Listen: Effects of Confederate Monuments on Political Attitudes and Behavior
Debates around Confederate monuments and the laws in Southern states preventing their removal often center around concerns that, on one side, honoring the Confederacy is an affront to racial minorities, and on the other side, that the monuments are merely an expression of Southern heritage or honor soldiers who died for a “Lost Cause.” Despite vigorous public debate, the effects of the legal protection of these symbols on Southerners’ political attitudes and behaviors have yet to be empirically tested. Using a survey experiment, this project tests whether laws protecting Confederate monuments affect Southerners’ feelings of political efficacy, belonging in their community, and likelihood of politically participating.
Lucy Britt and Tyler Steelman, both PhD candidates in UNC’s department of Political Science, joined us as part of our Tell About the South discussion series to present their research associated with this topic. The research presented was also collected by Emily Marie Wager who is currently conducting field research.

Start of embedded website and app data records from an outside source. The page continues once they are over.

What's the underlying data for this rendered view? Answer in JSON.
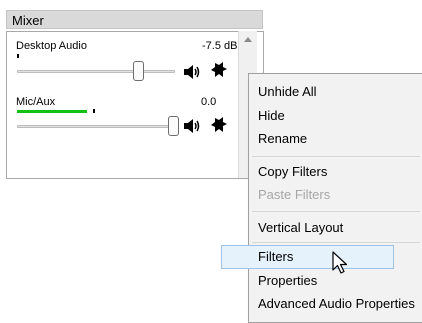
{
  "mixer": {
    "title": "Mixer",
    "channels": [
      {
        "name": "Desktop Audio",
        "level": "-7.5 dB",
        "fader_fraction": 0.74,
        "meter_fraction": 0.0
      },
      {
        "name": "Mic/Aux",
        "level": "0.0",
        "fader_fraction": 1.0,
        "meter_fraction": 0.4
      }
    ]
  },
  "context_menu": {
    "items": [
      {
        "label": "Unhide All",
        "enabled": true
      },
      {
        "label": "Hide",
        "enabled": true
      },
      {
        "label": "Rename",
        "enabled": true
      },
      {
        "label": "Copy Filters",
        "enabled": true
      },
      {
        "label": "Paste Filters",
        "enabled": false
      },
      {
        "label": "Vertical Layout",
        "enabled": true
      },
      {
        "label": "Filters",
        "enabled": true,
        "hovered": true
      },
      {
        "label": "Properties",
        "enabled": true
      },
      {
        "label": "Advanced Audio Properties",
        "enabled": true
      }
    ]
  },
  "colors": {
    "meter_green": "#12c212",
    "menu_bg": "#f2f2f2",
    "highlight_bg": "#e5f1fb",
    "highlight_border": "#9dc3e6"
  },
  "icons": [
    "speaker-icon",
    "gear-icon",
    "chevron-up-icon",
    "mouse-pointer-icon"
  ]
}
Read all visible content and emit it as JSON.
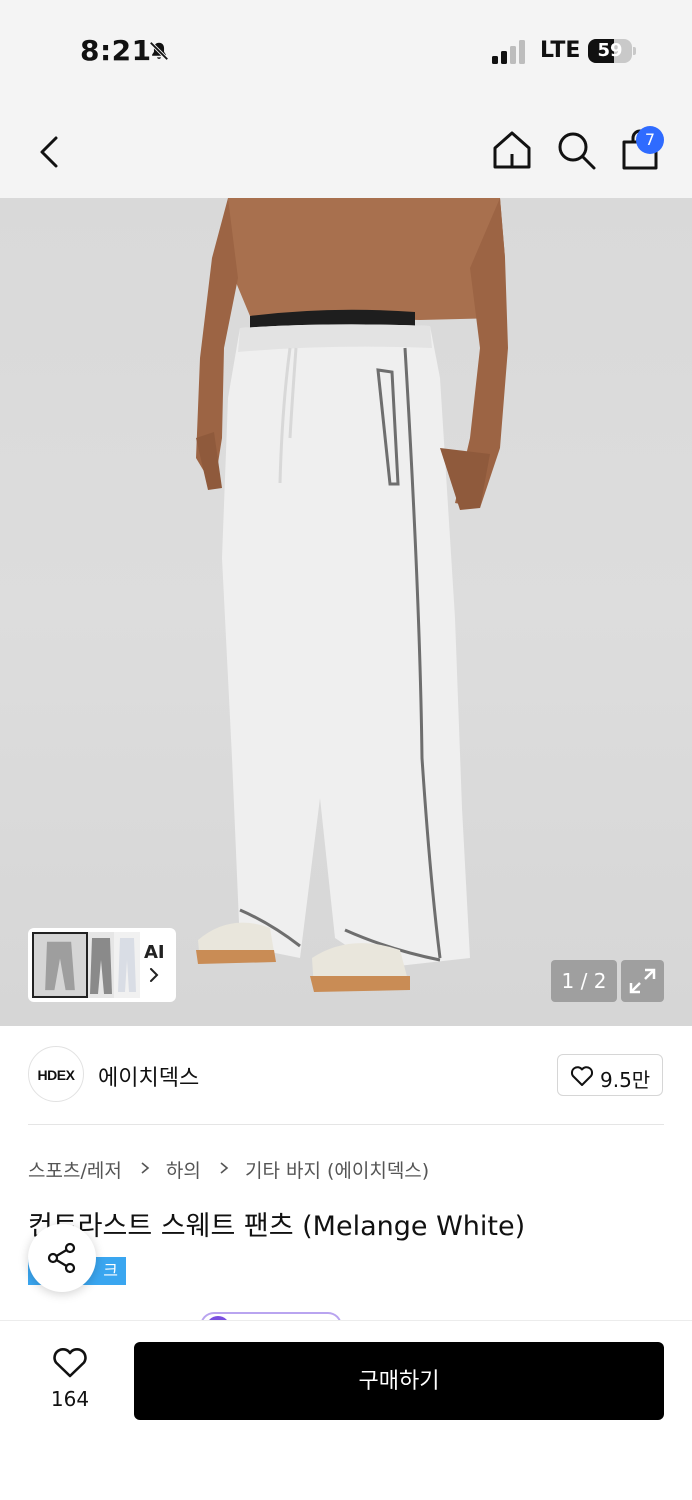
{
  "status_bar": {
    "time": "8:21",
    "network": "LTE",
    "battery_percent": 59,
    "battery_text": "59",
    "icons": [
      "bell-slash-icon",
      "signal-icon"
    ]
  },
  "header": {
    "icons": [
      "chevron-left-icon",
      "home-icon",
      "search-icon",
      "shopping-bag-icon"
    ],
    "cart_count": "7",
    "accent_color": "#2f6bff"
  },
  "gallery": {
    "ai_label": "AI",
    "page_indicator": "1 / 2",
    "icons": [
      "expand-icon",
      "chevron-right-icon"
    ]
  },
  "brand": {
    "logo_text": "HDEX",
    "name": "에이치덱스",
    "likes": "9.5만"
  },
  "breadcrumb": [
    "스포츠/레저",
    "하의",
    "기타 바지 (에이치덱스)"
  ],
  "product": {
    "title": "컨트라스트 스웨트 팬츠 (Melange White)",
    "tag": "크",
    "tag_color": "#3aa6f0"
  },
  "bottom_bar": {
    "wish_count": "164",
    "buy_label": "구매하기"
  }
}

You can listen to their presentation and the following Q&A below and access the accompanying slides here.